[Collected data]
============

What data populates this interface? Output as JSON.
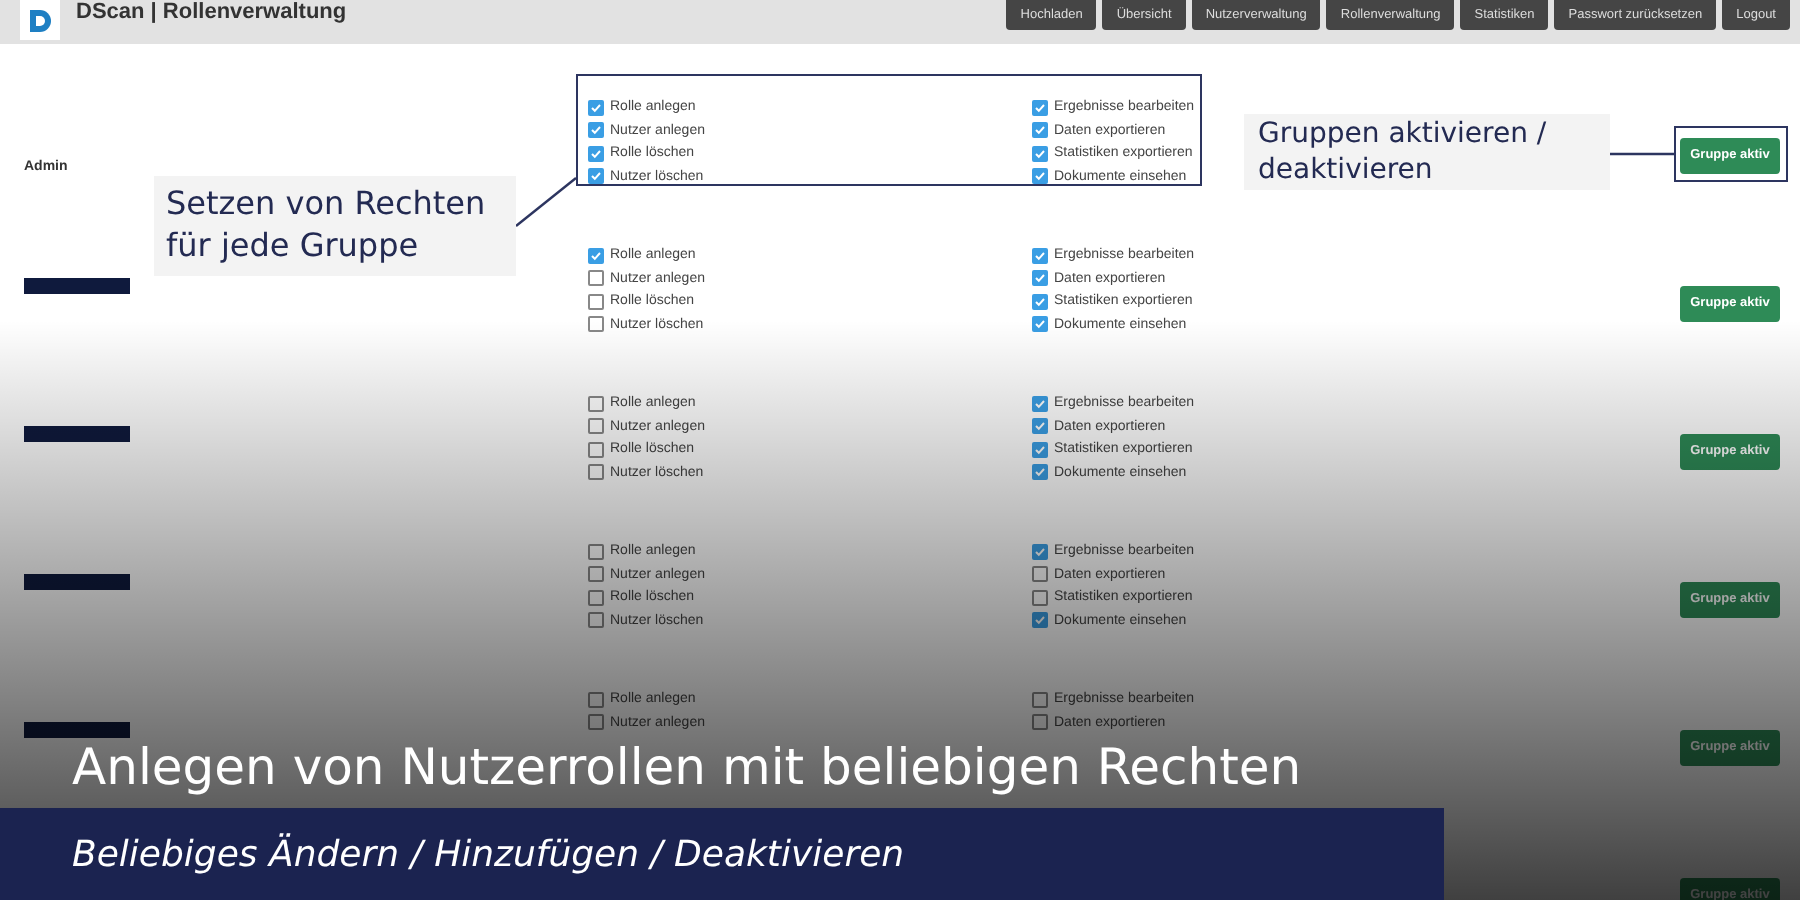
{
  "app": {
    "title": "DScan | Rollenverwaltung"
  },
  "nav": [
    "Hochladen",
    "Übersicht",
    "Nutzerverwaltung",
    "Rollenverwaltung",
    "Statistiken",
    "Passwort zurücksetzen",
    "Logout"
  ],
  "groups": [
    {
      "kind": "named",
      "name": "Admin",
      "left": [
        {
          "label": "Rolle anlegen",
          "checked": true
        },
        {
          "label": "Nutzer anlegen",
          "checked": true
        },
        {
          "label": "Rolle löschen",
          "checked": true
        },
        {
          "label": "Nutzer löschen",
          "checked": true
        }
      ],
      "right": [
        {
          "label": "Ergebnisse bearbeiten",
          "checked": true
        },
        {
          "label": "Daten exportieren",
          "checked": true
        },
        {
          "label": "Statistiken exportieren",
          "checked": true
        },
        {
          "label": "Dokumente einsehen",
          "checked": true
        }
      ],
      "button": "Gruppe aktiv"
    },
    {
      "kind": "redacted",
      "left": [
        {
          "label": "Rolle anlegen",
          "checked": true
        },
        {
          "label": "Nutzer anlegen",
          "checked": false
        },
        {
          "label": "Rolle löschen",
          "checked": false
        },
        {
          "label": "Nutzer löschen",
          "checked": false
        }
      ],
      "right": [
        {
          "label": "Ergebnisse bearbeiten",
          "checked": true
        },
        {
          "label": "Daten exportieren",
          "checked": true
        },
        {
          "label": "Statistiken exportieren",
          "checked": true
        },
        {
          "label": "Dokumente einsehen",
          "checked": true
        }
      ],
      "button": "Gruppe aktiv"
    },
    {
      "kind": "redacted",
      "left": [
        {
          "label": "Rolle anlegen",
          "checked": false
        },
        {
          "label": "Nutzer anlegen",
          "checked": false
        },
        {
          "label": "Rolle löschen",
          "checked": false
        },
        {
          "label": "Nutzer löschen",
          "checked": false
        }
      ],
      "right": [
        {
          "label": "Ergebnisse bearbeiten",
          "checked": true
        },
        {
          "label": "Daten exportieren",
          "checked": true
        },
        {
          "label": "Statistiken exportieren",
          "checked": true
        },
        {
          "label": "Dokumente einsehen",
          "checked": true
        }
      ],
      "button": "Gruppe aktiv"
    },
    {
      "kind": "redacted",
      "left": [
        {
          "label": "Rolle anlegen",
          "checked": false
        },
        {
          "label": "Nutzer anlegen",
          "checked": false
        },
        {
          "label": "Rolle löschen",
          "checked": false
        },
        {
          "label": "Nutzer löschen",
          "checked": false
        }
      ],
      "right": [
        {
          "label": "Ergebnisse bearbeiten",
          "checked": true
        },
        {
          "label": "Daten exportieren",
          "checked": false
        },
        {
          "label": "Statistiken exportieren",
          "checked": false
        },
        {
          "label": "Dokumente einsehen",
          "checked": true
        }
      ],
      "button": "Gruppe aktiv"
    },
    {
      "kind": "redacted",
      "left": [
        {
          "label": "Rolle anlegen",
          "checked": false
        },
        {
          "label": "Nutzer anlegen",
          "checked": false
        }
      ],
      "right": [
        {
          "label": "Ergebnisse bearbeiten",
          "checked": false
        },
        {
          "label": "Daten exportieren",
          "checked": false
        }
      ],
      "button": "Gruppe aktiv"
    },
    {
      "kind": "button_only",
      "button": "Gruppe aktiv"
    }
  ],
  "annotations": [
    {
      "text": "Setzen von Rechten für jede Gruppe"
    },
    {
      "text": "Gruppen aktivieren / deaktivieren"
    }
  ],
  "caption": {
    "title": "Anlegen von Nutzerrollen mit beliebigen Rechten",
    "subtitle": "Beliebiges Ändern / Hinzufügen / Deaktivieren"
  }
}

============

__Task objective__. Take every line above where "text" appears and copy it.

__Result of the task__.
      "text": "Setzen von Rechten für jede Gruppe"
      "text": "Gruppen aktivieren / deaktivieren"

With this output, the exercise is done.